While it’s easy to poke fun at a lot of these recognition events, here’s one to which we should pay attention. Oct. 18 is a day that is celebrated internationally, though not very well known here on Martha’s Vineyard: International Conflict Resolution Day. In this case, we have the chance to recognize an incredibly important practice that should be part of all of our lives and at all levels. Think about the concept. Resolving conflict is tremendously important for the world’s leaders, county government, the JV hockey team, in each of our homes, on the playground, at our jobs. Everywhere. Each one of us can work to resolve a conflict. You know what to do.

Put yourself in another’s shoes. How should a president talk to a king? How can a governor understand the view of a selectman? How can a neighbor understand a neighbor? A parent understand a child? If you put yourself in another’s place and try out their perspective, you can see a way to communicate.

Tell the person you want to resolve the conflict. Just by telling them, you can make progress. Many of us walk around thinking the conflicts can’t be solved because the other person doesn’t want to work at it. Be the one who makes the first move.

Listen. Listen uncritically. Listen without interrupting. Listen with an open mind. Ask questions to understand, not to judge. Check that you fully appreciate what you think you heard. Don’t think about what you are going to say next.

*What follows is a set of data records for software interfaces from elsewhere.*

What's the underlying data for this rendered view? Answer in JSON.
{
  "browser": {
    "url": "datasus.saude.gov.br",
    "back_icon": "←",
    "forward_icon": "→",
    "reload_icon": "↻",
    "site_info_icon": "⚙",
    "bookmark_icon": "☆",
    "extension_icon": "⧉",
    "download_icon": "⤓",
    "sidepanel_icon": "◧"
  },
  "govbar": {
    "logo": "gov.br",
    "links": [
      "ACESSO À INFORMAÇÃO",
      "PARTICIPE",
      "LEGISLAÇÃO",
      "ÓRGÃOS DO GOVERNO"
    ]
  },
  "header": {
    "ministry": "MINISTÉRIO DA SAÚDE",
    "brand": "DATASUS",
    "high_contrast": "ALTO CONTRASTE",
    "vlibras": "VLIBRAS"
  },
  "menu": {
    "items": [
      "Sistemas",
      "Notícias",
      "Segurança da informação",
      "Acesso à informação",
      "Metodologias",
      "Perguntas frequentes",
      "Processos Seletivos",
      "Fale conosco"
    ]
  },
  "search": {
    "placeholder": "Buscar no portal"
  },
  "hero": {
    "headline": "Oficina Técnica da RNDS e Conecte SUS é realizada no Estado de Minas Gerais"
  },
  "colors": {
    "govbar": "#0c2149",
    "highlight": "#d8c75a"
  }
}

Instead, clear your mind and open your heart to what is being said by the other person.

Here is a challenge; during the week of Oct. 15, and especially the day of Oct. 18, try to resolve one conflict. Any size, any situation. The first step is to identify a conflict. Step two: Imagine yourself in the other’s position, and then tell the person you want to solve the conflict. Then listen and listen and listen some more. Keep trying. Keep talking. Keep listening.

If you can’t get things moving, we can help. We are the Martha’s Vineyard Mediation Program. As part of a statewide network of community mediation programs, we provide mediation, facilitation, and conflict resolution support here on Martha’s Vineyard for both court and community cases. Our mediators are trained and Massachusetts-qualified. Our principles are voluntariness, confidentiality, neutrality, self-determination. These principles guide all our work. We make sure that all mediation clients are participating by choice, that they know we keep the process confidential, understand that our mediators are neutral throughout; and that the solution lies in the good sense and fairness of those involved in the conflict.

A proclamation from Gov. Charlie Baker, Thursday, Oct. 18, 2018, has declared “Community Mediation Day” in the Commonwealth of Massachusetts. Whether called International Conflict Resolution Day or Community Mediation Day, it’s a day when we can pay attention to our own role in working for a more peaceful world.

We live on a small Island, and often bump into the same people. Frequently. Good or bad, it happens, and always will. What better a place, then, to really address, and work on, effective conflict resolution? We may not celebrate other days of appreciation, but the concept of conflict resolution is worthy. A day each one of us can work to resolve a conflict is a day we can make a difference — in our homes, schools, towns, country, the world.

 

Bill Jacob is on the board of directors of the Martha’s Vineyard Mediation Program. M.V. Mediation may be reached at 508-693-2999, or mvmediation.org.